Brave is a fitting description for Dratch because there are parts of her memoir Girl Walks into a Bar . . .: Comedy Calamities, Dating Disasters, and a Midlife Miracle that are incredibly brave. There are other parts that are kind of drag, but let’s start with the good.
Dratch is in an industry where a woman’s appearance is everything. Hell, it’s that way for men too, but men get away with more than women. You can be an unattractive lump of a man and still get a sitcom on TV (see: Jerry Seinfeld, Ray Romano, Kevin James, and any of those other doofy-dude with a hot wife shows), but a woman has to be hot. If you’re not hot, you’re nothing.
Poor, poor Dratch has had to live with being not hot in the way Hollywood has deemed hot and she addresses how this affects her career. She talks about how she’s always offered the role of old, fat, lesbians, which says a lot about how Hollywood views women who don’t want to sleep with men. Fuck Hollywood, man.
It’s hard to judge Dratch’s memoir, because while she does spend some time talking about her looks and the way her career dried up, it wasn’t as much as I wanted. I really wanted her to get her rage on. I wanted bitter, angry feminist polemic on how much the beauty myth hurts women and her specifically.

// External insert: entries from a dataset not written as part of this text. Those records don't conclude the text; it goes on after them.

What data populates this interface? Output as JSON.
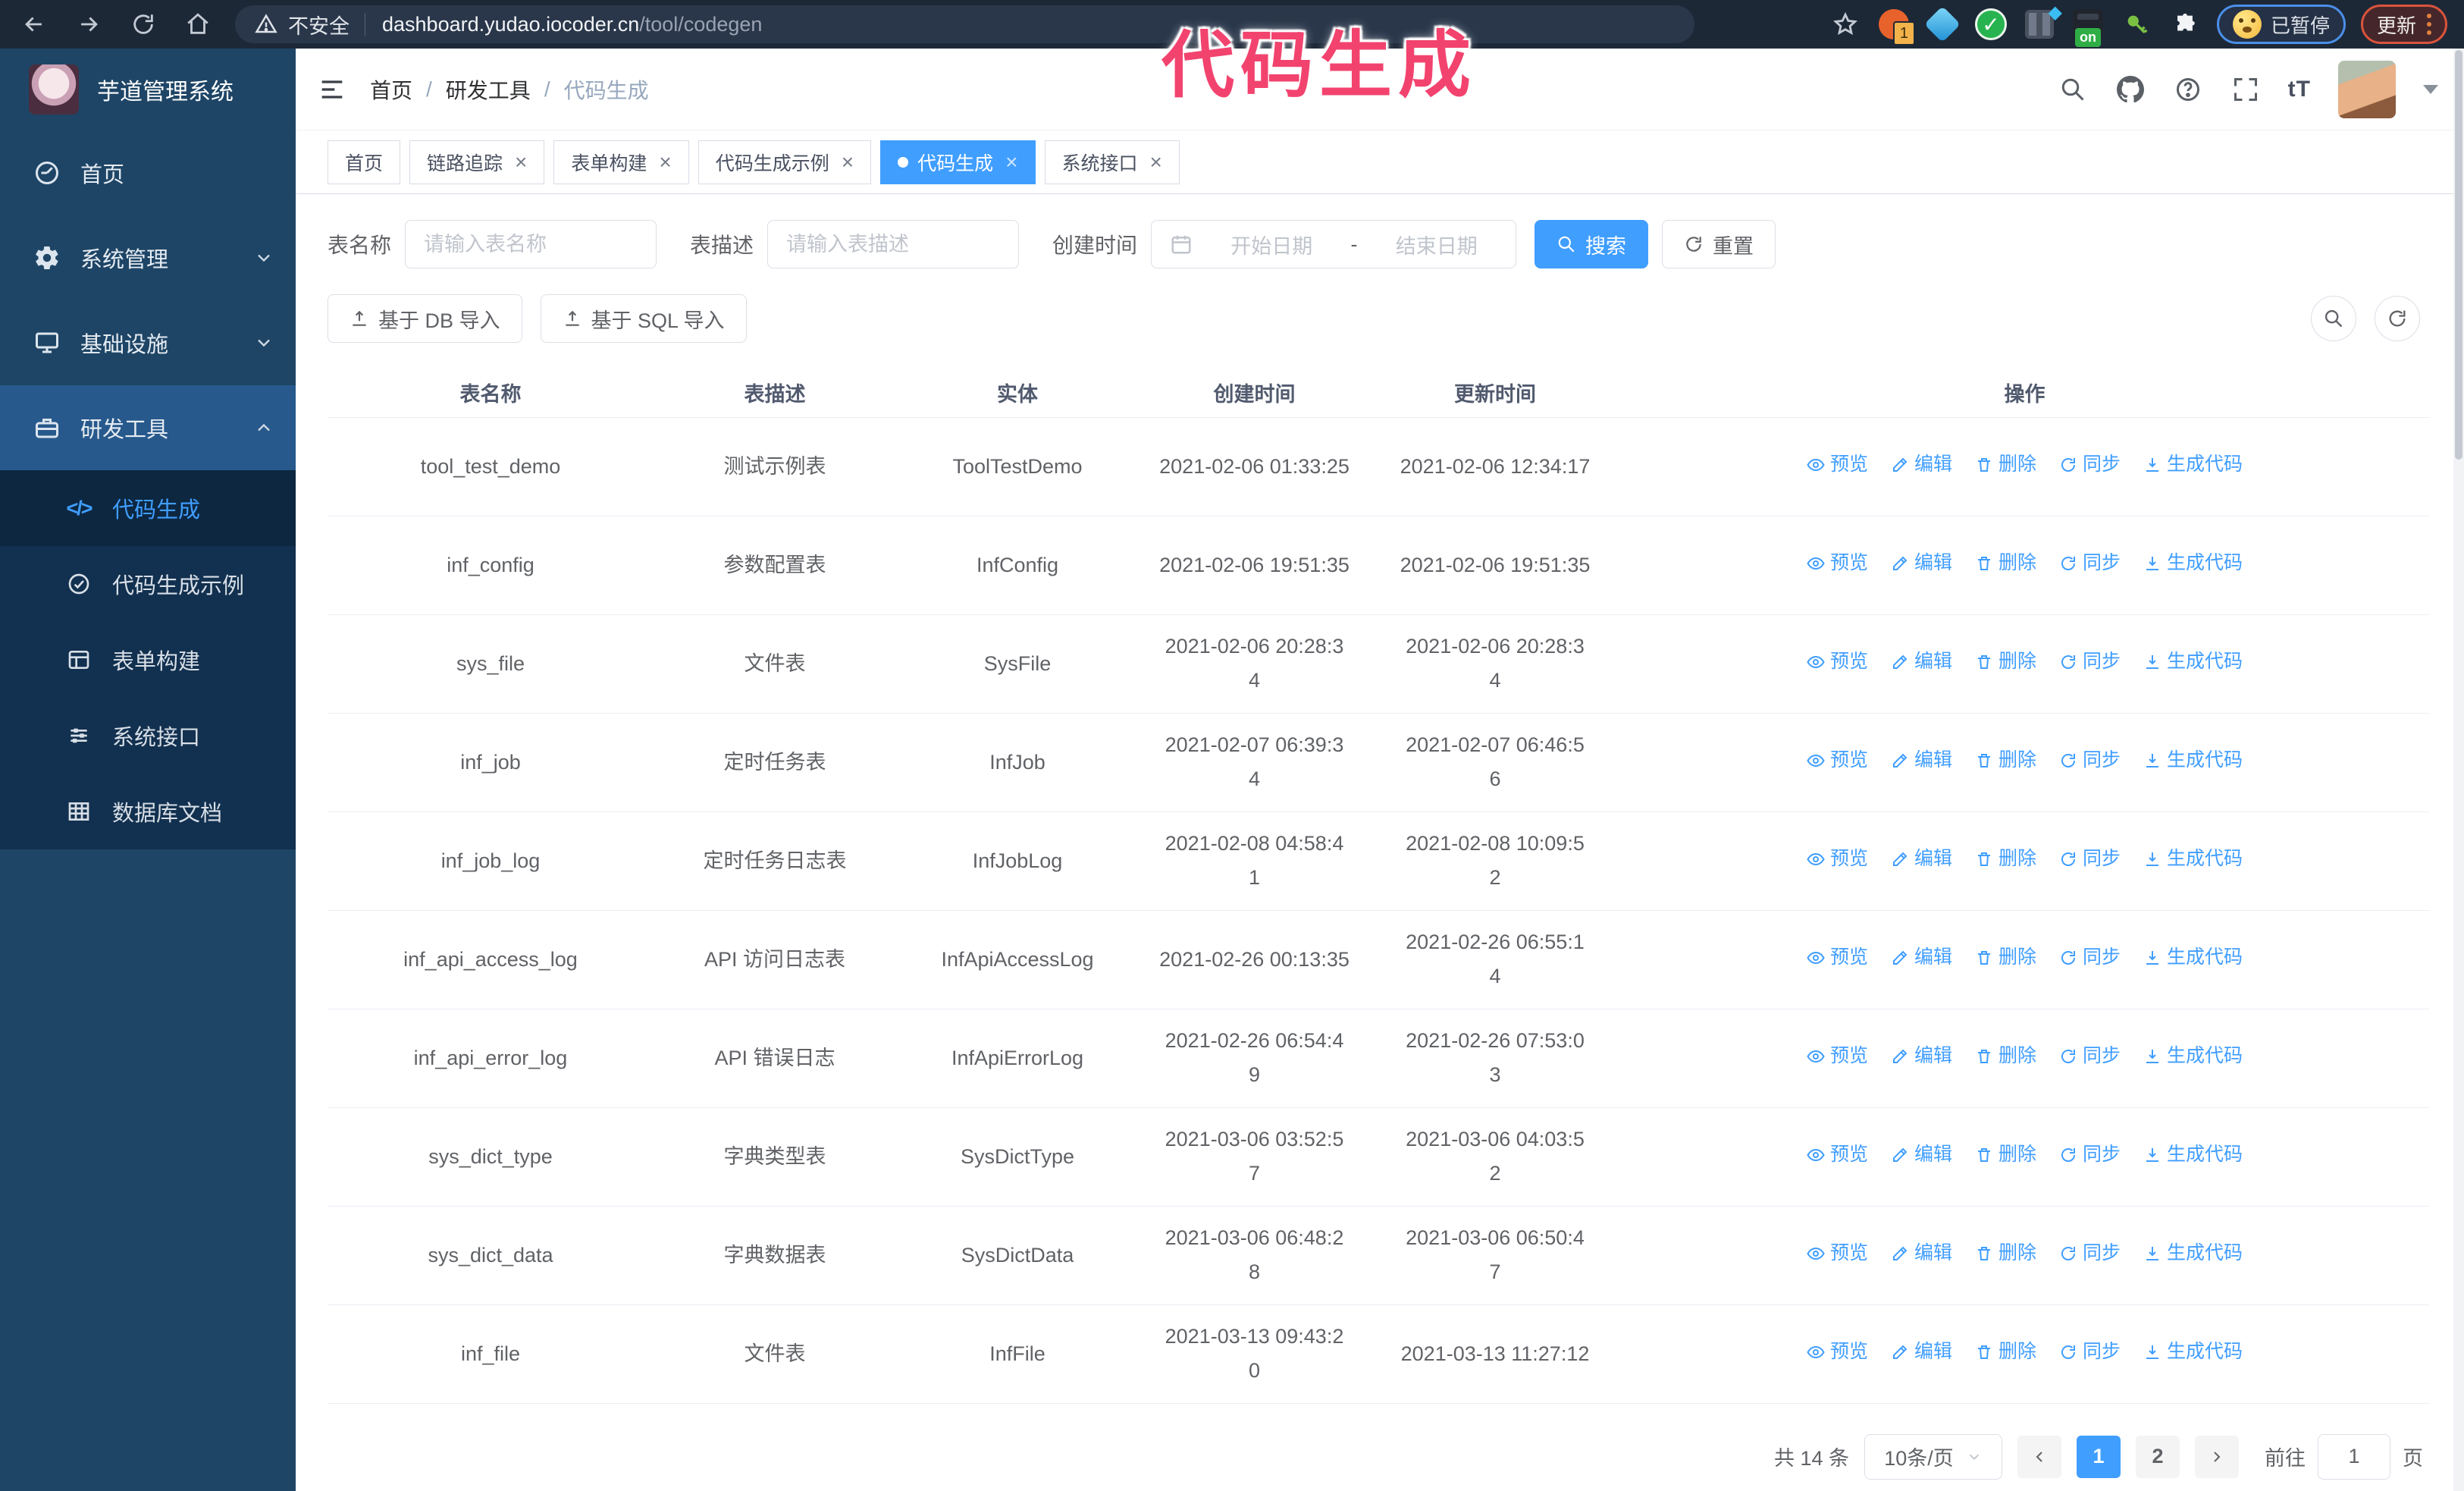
{
  "browser": {
    "security_label": "不安全",
    "url_host": "dashboard.yudao.iocoder.cn",
    "url_path": "/tool/codegen",
    "ext_badge": "1",
    "ext_on": "on",
    "paused_label": "已暂停",
    "update_label": "更新",
    "icons": [
      "back-icon",
      "forward-icon",
      "reload-icon",
      "home-icon",
      "warning-icon",
      "star-icon",
      "adblock-extension-icon",
      "gem-extension-icon",
      "check-extension-icon",
      "columns-extension-icon",
      "onetab-extension-icon",
      "key-extension-icon",
      "puzzle-extensions-icon"
    ]
  },
  "watermark": "代码生成",
  "app": {
    "title": "芋道管理系统",
    "breadcrumb": [
      "首页",
      "研发工具",
      "代码生成"
    ],
    "breadcrumb_separator": "/",
    "header_icons": [
      "search-icon",
      "github-icon",
      "help-icon",
      "fullscreen-icon",
      "text-size-icon",
      "avatar",
      "dropdown-caret"
    ]
  },
  "sidebar": {
    "items": [
      {
        "key": "home",
        "label": "首页",
        "icon": "dashboard"
      },
      {
        "key": "system",
        "label": "系统管理",
        "icon": "gear",
        "chevron": "down"
      },
      {
        "key": "infra",
        "label": "基础设施",
        "icon": "monitor",
        "chevron": "down"
      },
      {
        "key": "devtools",
        "label": "研发工具",
        "icon": "toolbox",
        "chevron": "up",
        "highlight": true
      }
    ],
    "submenu": [
      {
        "key": "codegen",
        "label": "代码生成",
        "icon": "code",
        "active": true
      },
      {
        "key": "codegen-example",
        "label": "代码生成示例",
        "icon": "example"
      },
      {
        "key": "form-builder",
        "label": "表单构建",
        "icon": "form"
      },
      {
        "key": "system-api",
        "label": "系统接口",
        "icon": "api"
      },
      {
        "key": "db-doc",
        "label": "数据库文档",
        "icon": "dbdoc"
      }
    ]
  },
  "tabs": [
    {
      "key": "home",
      "label": "首页",
      "closable": false,
      "active": false
    },
    {
      "key": "tracing",
      "label": "链路追踪",
      "closable": true,
      "active": false
    },
    {
      "key": "form-builder",
      "label": "表单构建",
      "closable": true,
      "active": false
    },
    {
      "key": "codegen-example",
      "label": "代码生成示例",
      "closable": true,
      "active": false
    },
    {
      "key": "codegen",
      "label": "代码生成",
      "closable": true,
      "active": true
    },
    {
      "key": "system-api",
      "label": "系统接口",
      "closable": true,
      "active": false
    }
  ],
  "search": {
    "name_label": "表名称",
    "name_placeholder": "请输入表名称",
    "desc_label": "表描述",
    "desc_placeholder": "请输入表描述",
    "time_label": "创建时间",
    "start_placeholder": "开始日期",
    "range_separator": "-",
    "end_placeholder": "结束日期",
    "search_button": "搜索",
    "reset_button": "重置"
  },
  "toolbar": {
    "db_import": "基于 DB 导入",
    "sql_import": "基于 SQL 导入"
  },
  "table": {
    "headers": [
      "表名称",
      "表描述",
      "实体",
      "创建时间",
      "更新时间",
      "操作"
    ],
    "actions": [
      "预览",
      "编辑",
      "删除",
      "同步",
      "生成代码"
    ],
    "action_keys": [
      "preview",
      "edit",
      "delete",
      "sync",
      "generate"
    ],
    "rows": [
      {
        "name": "tool_test_demo",
        "desc": "测试示例表",
        "entity": "ToolTestDemo",
        "created": "2021-02-06 01:33:25",
        "updated": "2021-02-06 12:34:17"
      },
      {
        "name": "inf_config",
        "desc": "参数配置表",
        "entity": "InfConfig",
        "created": "2021-02-06 19:51:35",
        "updated": "2021-02-06 19:51:35"
      },
      {
        "name": "sys_file",
        "desc": "文件表",
        "entity": "SysFile",
        "created": "2021-02-06 20:28:3\n4",
        "updated": "2021-02-06 20:28:3\n4"
      },
      {
        "name": "inf_job",
        "desc": "定时任务表",
        "entity": "InfJob",
        "created": "2021-02-07 06:39:3\n4",
        "updated": "2021-02-07 06:46:5\n6"
      },
      {
        "name": "inf_job_log",
        "desc": "定时任务日志表",
        "entity": "InfJobLog",
        "created": "2021-02-08 04:58:4\n1",
        "updated": "2021-02-08 10:09:5\n2"
      },
      {
        "name": "inf_api_access_log",
        "desc": "API 访问日志表",
        "entity": "InfApiAccessLog",
        "created": "2021-02-26 00:13:35",
        "updated": "2021-02-26 06:55:1\n4"
      },
      {
        "name": "inf_api_error_log",
        "desc": "API 错误日志",
        "entity": "InfApiErrorLog",
        "created": "2021-02-26 06:54:4\n9",
        "updated": "2021-02-26 07:53:0\n3"
      },
      {
        "name": "sys_dict_type",
        "desc": "字典类型表",
        "entity": "SysDictType",
        "created": "2021-03-06 03:52:5\n7",
        "updated": "2021-03-06 04:03:5\n2"
      },
      {
        "name": "sys_dict_data",
        "desc": "字典数据表",
        "entity": "SysDictData",
        "created": "2021-03-06 06:48:2\n8",
        "updated": "2021-03-06 06:50:4\n7"
      },
      {
        "name": "inf_file",
        "desc": "文件表",
        "entity": "InfFile",
        "created": "2021-03-13 09:43:2\n0",
        "updated": "2021-03-13 11:27:12"
      }
    ]
  },
  "pagination": {
    "total": "共 14 条",
    "page_size": "10条/页",
    "pages": [
      "1",
      "2"
    ],
    "active_page": "1",
    "goto_label": "前往",
    "goto_value": "1",
    "page_label": "页"
  },
  "colors": {
    "accent": "#409eff",
    "watermark_pink": "#f2436e",
    "sidebar_bg": "#1e4566",
    "submenu_bg": "#12304f",
    "topbar_bg": "#1d2837"
  }
}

But what I wanted was not the book she wrote, should she be judged harshly for that? Probably not. But what could have been a powerful book about loving yourself and accepting who you are and how hard it is to deal with being called ugly in a professional setting instead falls into an I dated weirdoes and then when I least expected it something kind of magical happened.
This is all well and good. Even though Dratch’s writing is clunky and awkward at times, she’s pretty damn funny and I laughed out loud at more than a few passages in the book. However, I’m not sure the world needs another memoir about dating weirdoes and looking for Mr. Right. That’s boring.
Thankfully, Dratch’s Mister isn’t so much Mr. Right as Mr. There at the Exact Right Time. Somehow, while casually dating a man who lives on the other side of the country, forty-four-year-old Dratch finds herself pregnant. Dratch talking about her unexpected pregnancy is hilarious and her honesty about how unsure she is about the baby’s father is endearing.
All said and done this memoir isn’t too shabby. It’s a nice light read, and it makes me hope and pray that someday soon Amy Poehler will write a memoir.